The FDA released an advisory about fish. The alert wasn't meant for everyone. It was directed at women who were planning to become pregnant, were already pregnant, or were nursing a young child. For this group of people, the FDA advised against eating shark, swordfish, king mackerel, or tilefish -- which contain high levels of mercury.
The FDA didn't throw all the proverbial fish back in the water, though. It recommended eating two meals, or up to 12 ounces a week, of a variety of fish and shellfish containing lower amounts of mercury. Safer sources cited were:
- canned light tuna
- salmon, especially wild salmon
The FDA also made similar recommendations for feeding fish and shellfish to young children, but in smaller portions. It recommended checking local advisories for information about locally caught fish.
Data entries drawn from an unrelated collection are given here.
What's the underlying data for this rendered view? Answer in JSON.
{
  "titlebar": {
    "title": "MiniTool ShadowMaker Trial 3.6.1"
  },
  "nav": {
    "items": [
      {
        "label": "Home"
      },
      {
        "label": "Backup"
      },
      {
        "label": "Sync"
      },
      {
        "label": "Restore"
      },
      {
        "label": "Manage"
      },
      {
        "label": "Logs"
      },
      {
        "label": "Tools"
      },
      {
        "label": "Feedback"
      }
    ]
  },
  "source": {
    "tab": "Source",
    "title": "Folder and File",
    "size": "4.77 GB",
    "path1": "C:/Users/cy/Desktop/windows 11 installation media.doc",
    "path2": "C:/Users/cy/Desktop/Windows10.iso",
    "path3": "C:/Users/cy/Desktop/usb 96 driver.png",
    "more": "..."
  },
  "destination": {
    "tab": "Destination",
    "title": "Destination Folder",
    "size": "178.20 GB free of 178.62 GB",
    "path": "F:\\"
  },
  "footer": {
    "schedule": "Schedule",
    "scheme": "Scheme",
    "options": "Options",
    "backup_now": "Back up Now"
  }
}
Questioning Conventional Wisdom About Fish
Muddying the waters, though, are research results outside the U.S. Some of these studies challenge U.S. assumptions and advice about fish consumption by pregnant women.
In a U.K. study, children of mothers who ate more than
12 ounces a week actually scored better on tests of verbal I.Q., social behavior, and development and communication than children of mothers who ate none. In the Seychelles Islands, where people average 12 fish meals
-- not ounces -- a week, there are no reports of links between mercury exposure and poor outcomes in children. These studies suggest that eating less than 12 ounces of fish each week could do more harm to a child's developing neurological system than mercury poisoning.
Unfortunately, fears about mercury and other pollutants may have caused Americans to start eating less
fish. Following the FDA's advisory, the Center for Food, Nutrition, and Agriculture Policy at the University of Maryland took an opinion poll of more than 1,000 Americans. What they found was this:
Reaping the Best Benefits of Fish and Omega-3s
- A little more than a third ate fish occasionally.
- More than 1 in 10 were eating less fish and feeding less to their children than before the advisory came out.
- Most people didn't realize the FDA aimed its advisory at only certain groups: women who are pregnant, nursing babies, or planning to get pregnant soon.
You can take several steps to get the best benefits from fish.
Deep-six the omega-6s.
Foods high in polyunsaturated fats, such as soybean, corn, sunflower, or safflower oils hurt you in more ways than one. Apparently these omega-6 fatty acids, when eaten in excess, can reduce your body's ability to metabolize the beneficial omega-3 fatty acids.
Cast about for healthy canned tuna.
Think all tuna is created equal? Think again. Choose canned light tuna instead of tuna steaks or albacore tuna. It tends to have less mercury. Albacore may contain three times the mercury of chunk light tuna. Check fish guides for the latest information about foods low in toxins but high in omega-3. Two good online sources are:
- Monterey Bay Aquarium's Seafood Watch web site
- Environmental Defense Fund web site
Do the sniff test. Buy the freshest fish you can find. The longer a fish is exposed to oxygen, says Bost, the more it loses some of its omega-3 benefits.
Cook it up right.
You can't remove toxins by cooking, but you minimize exposure to PCBs by removing fish skin and surface fat before eating.